(Website and app data records)
* * * * *
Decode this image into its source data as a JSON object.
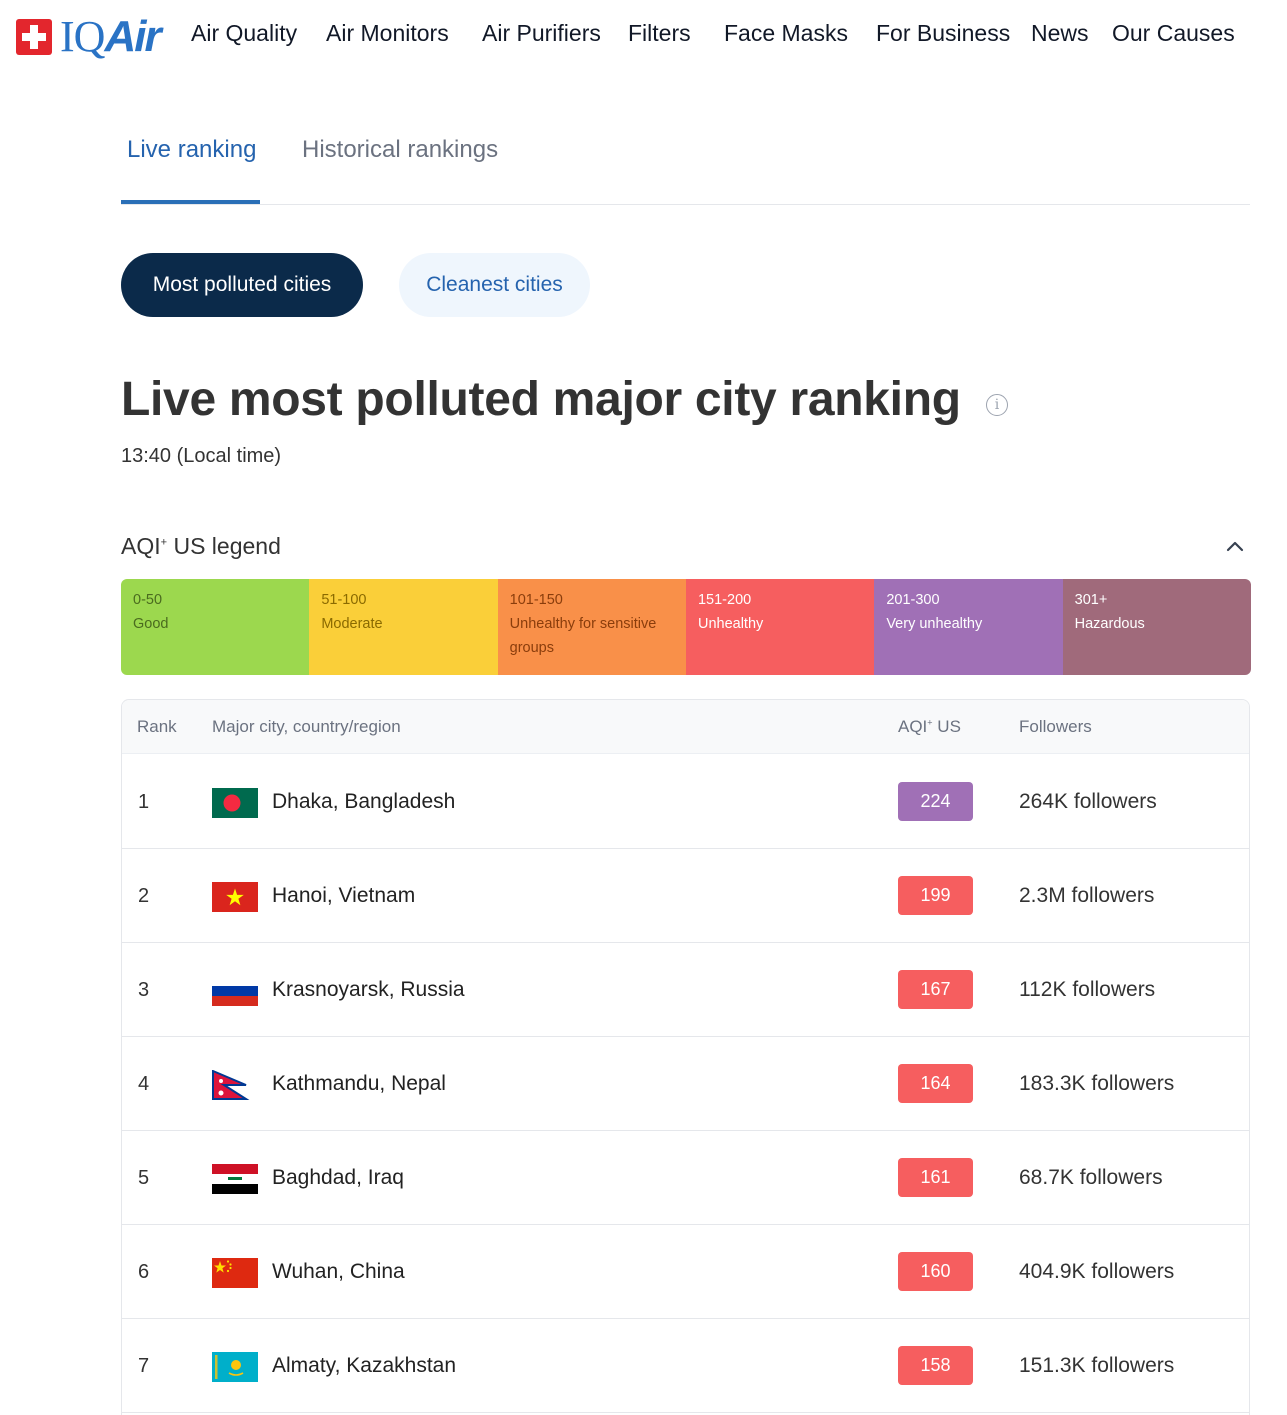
{
  "brand": {
    "name_iq": "IQ",
    "name_air": "Air"
  },
  "nav": [
    "Air Quality",
    "Air Monitors",
    "Air Purifiers",
    "Filters",
    "Face Masks",
    "For Business",
    "News",
    "Our Causes"
  ],
  "tabs": {
    "live": "Live ranking",
    "historical": "Historical rankings"
  },
  "pills": {
    "polluted": "Most polluted cities",
    "cleanest": "Cleanest cities"
  },
  "title": "Live most polluted major city ranking",
  "local_time": "13:40 (Local time)",
  "legend": {
    "title_pre": "AQI",
    "title_sup": "+",
    "title_post": " US legend",
    "segments": [
      {
        "range": "0-50",
        "label": "Good",
        "bg": "#9cd84e",
        "fg": "#4a6b1f"
      },
      {
        "range": "51-100",
        "label": "Moderate",
        "bg": "#facf39",
        "fg": "#8a6a00"
      },
      {
        "range": "101-150",
        "label": "Unhealthy for sensitive groups",
        "bg": "#f99049",
        "fg": "#8a3d0c"
      },
      {
        "range": "151-200",
        "label": "Unhealthy",
        "bg": "#f65e5f",
        "fg": "#ffffff"
      },
      {
        "range": "201-300",
        "label": "Very unhealthy",
        "bg": "#a070b6",
        "fg": "#ffffff"
      },
      {
        "range": "301+",
        "label": "Hazardous",
        "bg": "#a06a7b",
        "fg": "#ffffff"
      }
    ]
  },
  "table": {
    "headers": {
      "rank": "Rank",
      "city": "Major city, country/region",
      "aqi_pre": "AQI",
      "aqi_sup": "+",
      "aqi_post": " US",
      "followers": "Followers"
    },
    "rows": [
      {
        "rank": "1",
        "city": "Dhaka, Bangladesh",
        "aqi": "224",
        "aqi_color": "#a070b6",
        "followers": "264K followers",
        "flag": "bangladesh-flag"
      },
      {
        "rank": "2",
        "city": "Hanoi, Vietnam",
        "aqi": "199",
        "aqi_color": "#f65e5f",
        "followers": "2.3M followers",
        "flag": "vietnam-flag"
      },
      {
        "rank": "3",
        "city": "Krasnoyarsk, Russia",
        "aqi": "167",
        "aqi_color": "#f65e5f",
        "followers": "112K followers",
        "flag": "russia-flag"
      },
      {
        "rank": "4",
        "city": "Kathmandu, Nepal",
        "aqi": "164",
        "aqi_color": "#f65e5f",
        "followers": "183.3K followers",
        "flag": "nepal-flag"
      },
      {
        "rank": "5",
        "city": "Baghdad, Iraq",
        "aqi": "161",
        "aqi_color": "#f65e5f",
        "followers": "68.7K followers",
        "flag": "iraq-flag"
      },
      {
        "rank": "6",
        "city": "Wuhan, China",
        "aqi": "160",
        "aqi_color": "#f65e5f",
        "followers": "404.9K followers",
        "flag": "china-flag"
      },
      {
        "rank": "7",
        "city": "Almaty, Kazakhstan",
        "aqi": "158",
        "aqi_color": "#f65e5f",
        "followers": "151.3K followers",
        "flag": "kazakhstan-flag"
      }
    ]
  }
}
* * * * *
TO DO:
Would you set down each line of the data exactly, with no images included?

EXERCISE OUTPUT:
Decode this image into its source data as a JSON object.
{
  "brand": {
    "name_iq": "IQ",
    "name_air": "Air"
  },
  "nav": [
    "Air Quality",
    "Air Monitors",
    "Air Purifiers",
    "Filters",
    "Face Masks",
    "For Business",
    "News",
    "Our Causes"
  ],
  "tabs": {
    "live": "Live ranking",
    "historical": "Historical rankings"
  },
  "pills": {
    "polluted": "Most polluted cities",
    "cleanest": "Cleanest cities"
  },
  "title": "Live most polluted major city ranking",
  "local_time": "13:40 (Local time)",
  "legend": {
    "title_pre": "AQI",
    "title_sup": "+",
    "title_post": " US legend",
    "segments": [
      {
        "range": "0-50",
        "label": "Good",
        "bg": "#9cd84e",
        "fg": "#4a6b1f"
      },
      {
        "range": "51-100",
        "label": "Moderate",
        "bg": "#facf39",
        "fg": "#8a6a00"
      },
      {
        "range": "101-150",
        "label": "Unhealthy for sensitive groups",
        "bg": "#f99049",
        "fg": "#8a3d0c"
      },
      {
        "range": "151-200",
        "label": "Unhealthy",
        "bg": "#f65e5f",
        "fg": "#ffffff"
      },
      {
        "range": "201-300",
        "label": "Very unhealthy",
        "bg": "#a070b6",
        "fg": "#ffffff"
      },
      {
        "range": "301+",
        "label": "Hazardous",
        "bg": "#a06a7b",
        "fg": "#ffffff"
      }
    ]
  },
  "table": {
    "headers": {
      "rank": "Rank",
      "city": "Major city, country/region",
      "aqi_pre": "AQI",
      "aqi_sup": "+",
      "aqi_post": " US",
      "followers": "Followers"
    },
    "rows": [
      {
        "rank": "1",
        "city": "Dhaka, Bangladesh",
        "aqi": "224",
        "aqi_color": "#a070b6",
        "followers": "264K followers",
        "flag": "bangladesh-flag"
      },
      {
        "rank": "2",
        "city": "Hanoi, Vietnam",
        "aqi": "199",
        "aqi_color": "#f65e5f",
        "followers": "2.3M followers",
        "flag": "vietnam-flag"
      },
      {
        "rank": "3",
        "city": "Krasnoyarsk, Russia",
        "aqi": "167",
        "aqi_color": "#f65e5f",
        "followers": "112K followers",
        "flag": "russia-flag"
      },
      {
        "rank": "4",
        "city": "Kathmandu, Nepal",
        "aqi": "164",
        "aqi_color": "#f65e5f",
        "followers": "183.3K followers",
        "flag": "nepal-flag"
      },
      {
        "rank": "5",
        "city": "Baghdad, Iraq",
        "aqi": "161",
        "aqi_color": "#f65e5f",
        "followers": "68.7K followers",
        "flag": "iraq-flag"
      },
      {
        "rank": "6",
        "city": "Wuhan, China",
        "aqi": "160",
        "aqi_color": "#f65e5f",
        "followers": "404.9K followers",
        "flag": "china-flag"
      },
      {
        "rank": "7",
        "city": "Almaty, Kazakhstan",
        "aqi": "158",
        "aqi_color": "#f65e5f",
        "followers": "151.3K followers",
        "flag": "kazakhstan-flag"
      }
    ]
  }
}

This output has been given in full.